We desire then, faid he, that you send a Messenger along with ours to the Praying Indians at Canada, tell them that the Priest is false ; that we are to meet Cayenguiraga in the Spring, and therefore cannot go to Canada at that Time, and that a further Cessation of Arms be agreed to, till such Time as
we can go. We desire at least, that if you will not CHAD.
The Dispatch of three Belts, which two Messen-
These Belts were accordingly presented to the Praying Indians of Cahnuaga, who refused to receive them but in the Presence of Mr. de Callieres,
CHA P. Governor of Montreal. Mr. de Callieres acquaint
X ed the Count de Frontenac with the Contents. Afw ter which the Praying Indians, in Presence of Mr.
de Callieres, gave the following Answer.
“ We will have no Correspondence with the
Five Nations, but by Order of the Governor of " Canada our Father, and unless Decanefora, and 's the other Deputies, come before the Feast of “ St. John, the Way will be shut up for ever after, “ and our Father's Ears will be stopt. We how“ ever assure you, that if the Deputies come in " that Time the Path shall be safe both coming 6 and going."
Whether the Accounts given of the coming of the Shawonons was only an Amusement, or whether they were diverted on their March, I know not, for I find no farther Account of them in the Register of the Indian Affairs : However it was, the Impression, made on the Indians by that News, was not sufficient to withstand the Force of the re. solute Answer their Messenger received from the Praying Indians. Decanesora and the other Deputies went early in the Spring to Canada ; the other Sachems met Colonel Fletcher at Albany, the fourth of May 1694. The Indians spoke first by Sadakanaktie, an Onondaga Sachem, as follows :
“ Brother Cayenguirago,
" Some of our Sachems agreed last Winter that “ we should keep no Correspondence with the

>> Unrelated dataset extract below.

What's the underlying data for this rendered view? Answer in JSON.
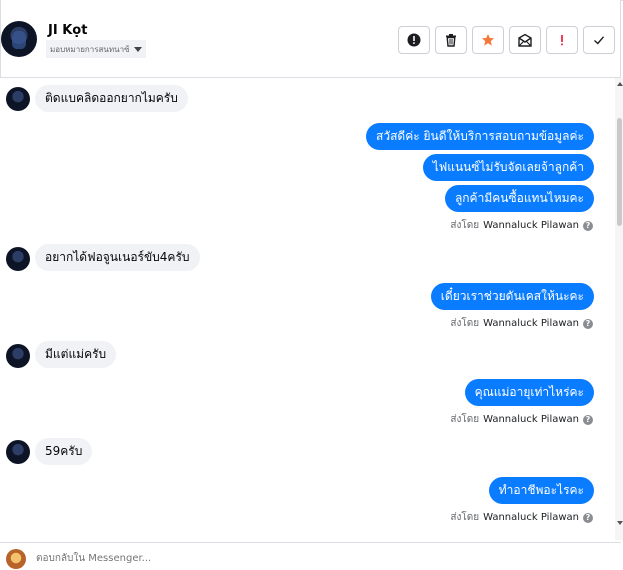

French; we confess that we have broke that Pro“ mise, and that we have received a Messenger “ from Canada, and have sent our Deputies like"s wise thither: The Belt is not yet arrived, by - which we are to acknowledge our Fault in doing